When large news networks look to save dollars, their community papers are usually the first to go. In the latest piece for toast’s series on smaller, independent news outlets, we heard about how these kinds of cuts pushed Darren Krause to start LiveWire Calgary. A similar scenario inspired the founder and editor-in-chief of Toronto’s West End Phoenix, Dave Bidini.
With a varied career as a journalist, author and musician, Bidini wanted to produce a quality local paper that would foster close-knit connections between neighbors.
What Is the West End Phoenix?
Described as “low print, small run, mighty and true” on their website, the West End Phoenix is a periodical community newspaper. Here, Bidini tells toast about the West End Phoenix’s print-centric approach, how his wide network helped get things started and the importance of local journalism in supporting today’s artists.
What was the original vision and mission of West End Phoenix, and how did it get off the ground?
The origin story extends back to my time working in Yellowknife from 2015 to 2016; it was great to be working for a newspaper there that was really healthy and thriving. I came back [to Toronto], saw that community newspapers were in distress, and wondered if we could put together a paper that people would enjoy having delivered to their home. So I knocked on doors, and spent a whole summer asking people who live in the West End about newspapers, and what they thought about journalism. From that, I had pre-sold about 800 subscriptions before we had a single paper printed, so we knew there was an opportunity. Our first issue was five years ago last October.
So many journalists, novelists, poets and essayists had seen their work dissipate… so we had all these resources available to us in terms of creative talent. We established that we would pay everybody as close to industry standards as we could, which was a large part of our pitch to subscribers, and still is.
What is West End Phoenix’s funding structure, and how did you decide on and grow that structure?
Our structure is about 30-35% subscription revenue, 37% donors and patrons and 30% advertisers and fundraising events — and the community kind of decided that for us.
When I was first selling subscriptions, I was also reaching out to prospective donors — Margaret Atwood actually wrote us our first check. I appealed to all of the people I’d met over the years as a musician, writer and journalist; I just called everybody. Here in the West End in particular, because of the cost of housing and rent, it has compromised an artist’s ability to exist, and I think people saw supporting the paper as a way of nourishing and sustaining that artist class.
It’s a tough landscape right now for journalism in general, including independent, non-profit, and/or investigative journalism. What are your thoughts on the future of this type of journalism? Where do you think it’s going?

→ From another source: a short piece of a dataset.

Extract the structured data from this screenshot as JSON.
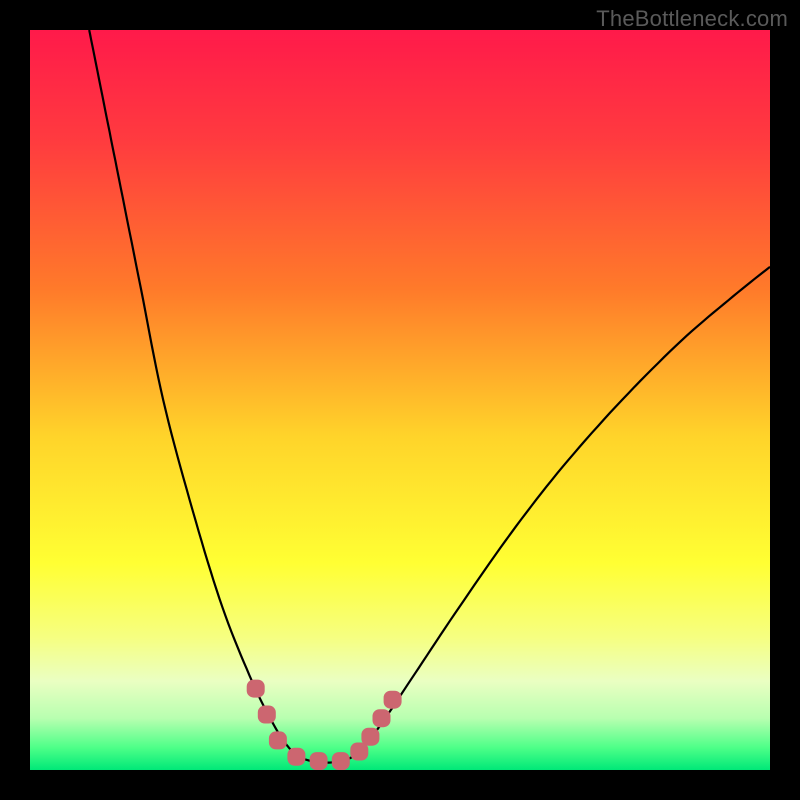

Our content is a “peek between the houses”, and I think people will always have an appetite for that. Our Twitter scroll is dominated by global stories, and there’s a value in connecting us with what’s happening around the world, but on a local news level, I think people are always going to want to know, ‘What’s happening in that building?’.

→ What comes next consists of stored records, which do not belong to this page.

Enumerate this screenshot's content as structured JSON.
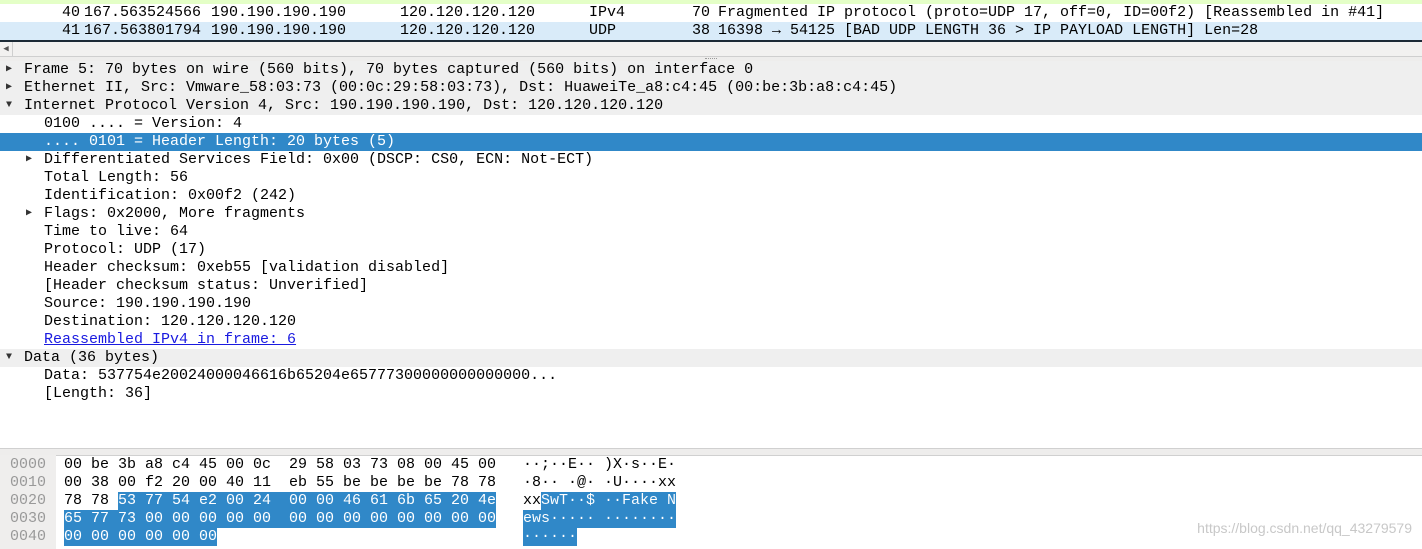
{
  "packet_list": {
    "rows": [
      {
        "no": "40",
        "time": "167.563524566",
        "source": "190.190.190.190",
        "destination": "120.120.120.120",
        "protocol": "IPv4",
        "length": "70",
        "info": "Fragmented IP protocol (proto=UDP 17, off=0, ID=00f2) [Reassembled in #41]"
      },
      {
        "no": "41",
        "time": "167.563801794",
        "source": "190.190.190.190",
        "destination": "120.120.120.120",
        "protocol": "UDP",
        "length": "38",
        "info": "16398 → 54125 [BAD UDP LENGTH 36 > IP PAYLOAD LENGTH] Len=28"
      }
    ],
    "row_colors": {
      "row40": "#ffffff",
      "row41": "#d9ebf9"
    }
  },
  "tree": {
    "rows": [
      {
        "level": 0,
        "expand": "collapsed",
        "text": "Frame 5: 70 bytes on wire (560 bits), 70 bytes captured (560 bits) on interface 0"
      },
      {
        "level": 0,
        "expand": "collapsed",
        "text": "Ethernet II, Src: Vmware_58:03:73 (00:0c:29:58:03:73), Dst: HuaweiTe_a8:c4:45 (00:be:3b:a8:c4:45)"
      },
      {
        "level": 0,
        "expand": "expanded",
        "text": "Internet Protocol Version 4, Src: 190.190.190.190, Dst: 120.120.120.120"
      },
      {
        "level": 1,
        "expand": "none",
        "text": "0100 .... = Version: 4"
      },
      {
        "level": 1,
        "expand": "none",
        "text": ".... 0101 = Header Length: 20 bytes (5)",
        "selected": true
      },
      {
        "level": 1,
        "expand": "collapsed",
        "text": "Differentiated Services Field: 0x00 (DSCP: CS0, ECN: Not-ECT)"
      },
      {
        "level": 1,
        "expand": "none",
        "text": "Total Length: 56"
      },
      {
        "level": 1,
        "expand": "none",
        "text": "Identification: 0x00f2 (242)"
      },
      {
        "level": 1,
        "expand": "collapsed",
        "text": "Flags: 0x2000, More fragments"
      },
      {
        "level": 1,
        "expand": "none",
        "text": "Time to live: 64"
      },
      {
        "level": 1,
        "expand": "none",
        "text": "Protocol: UDP (17)"
      },
      {
        "level": 1,
        "expand": "none",
        "text": "Header checksum: 0xeb55 [validation disabled]"
      },
      {
        "level": 1,
        "expand": "none",
        "text": "[Header checksum status: Unverified]"
      },
      {
        "level": 1,
        "expand": "none",
        "text": "Source: 190.190.190.190"
      },
      {
        "level": 1,
        "expand": "none",
        "text": "Destination: 120.120.120.120"
      },
      {
        "level": 1,
        "expand": "none",
        "text": "Reassembled IPv4 in frame: 6",
        "link": true
      },
      {
        "level": 0,
        "expand": "expanded",
        "text": "Data (36 bytes)"
      },
      {
        "level": 1,
        "expand": "none",
        "text": "Data: 537754e20024000046616b65204e65777300000000000000..."
      },
      {
        "level": 1,
        "expand": "none",
        "text": "[Length: 36]"
      }
    ]
  },
  "hex": {
    "highlight_from_byte": 34,
    "rows": [
      {
        "offset": "0000",
        "bytes": [
          "00",
          "be",
          "3b",
          "a8",
          "c4",
          "45",
          "00",
          "0c",
          "29",
          "58",
          "03",
          "73",
          "08",
          "00",
          "45",
          "00"
        ],
        "ascii": "··;··E·· )X·s··E·"
      },
      {
        "offset": "0010",
        "bytes": [
          "00",
          "38",
          "00",
          "f2",
          "20",
          "00",
          "40",
          "11",
          "eb",
          "55",
          "be",
          "be",
          "be",
          "be",
          "78",
          "78"
        ],
        "ascii": "·8·· ·@· ·U····xx"
      },
      {
        "offset": "0020",
        "bytes": [
          "78",
          "78",
          "53",
          "77",
          "54",
          "e2",
          "00",
          "24",
          "00",
          "00",
          "46",
          "61",
          "6b",
          "65",
          "20",
          "4e"
        ],
        "ascii": "xxSwT··$ ··Fake N"
      },
      {
        "offset": "0030",
        "bytes": [
          "65",
          "77",
          "73",
          "00",
          "00",
          "00",
          "00",
          "00",
          "00",
          "00",
          "00",
          "00",
          "00",
          "00",
          "00",
          "00"
        ],
        "ascii": "ews····· ········"
      },
      {
        "offset": "0040",
        "bytes": [
          "00",
          "00",
          "00",
          "00",
          "00",
          "00"
        ],
        "ascii": "······"
      }
    ]
  },
  "watermark": "https://blog.csdn.net/qq_43279579",
  "colors": {
    "selection": "#3088c8",
    "link": "#1a1ae0"
  }
}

I can’t tell you how many times people have come to me and said, ‘We’ve got to figure out a model to support local media’, but I think a singular model is really difficult, because it comes in so many different forms.
What keeps the West End Phoenix team going in these difficult, sometimes disheartening times in the industry? What gives you hope?
The word community is thrown around like a 50-tonne nickel nowadays, and a lot of people say community but don’t really know what that is, or they’re operating from a distance. With us, I think we can genuinely say that people in the neighborhood are writing about their neighbors, in a paper that’s delivered by their neighbor.
On Saturdays, we have over 100 volunteer delivery people, and when they come by the garage to deliver the papers, it’s so awesome to see them — they come on bikes, they bring their kids… there’s one volunteer who will finish his route by having a beer with the last person on his route. At the end of the day, we know that we’re going to be creating something beautiful, and that comes out of passion and love and commitment. Also, one of the things that keeps us going is that there’s no rules governing what exactly we are producing… our creative side is just as important as our journalism.
Any advice for other independent and/or smaller outlets?
You have to really get familiar with your neighbors, constituents and readers, and build that connection. When the paper started, for the first year we didn’t have an auto-renewal option for our subscribers — so I thought, I’m going to personally email and call all of our subscribers when their year has elapsed. I’ll never do it again because it was so time consuming, but I’m so glad I did, because when you have that one-on-one relationship with readers, you find out things like, ‘I love the crossword’, ‘I don’t like the way my paper is rolled’, or ‘It was great to see a story by writer X’. For me that’s what’s going to get you through those rough times, that connection and symbiotic relationship.
If you think about a highway, the road travelling West to digital is so packed with cars, but the road travelling the other way, in analog land, there’s nobody. When we decided to go print, it’s not like we were in competition with anybody. That can be a little bit lonely, you have to explain yourself a little bit more, but it’s always better to take that open lane if you can.
*Some responses may have been edited for length and clarity.
Next up: The Narwhal proves that people will pay for quality environmental reporting.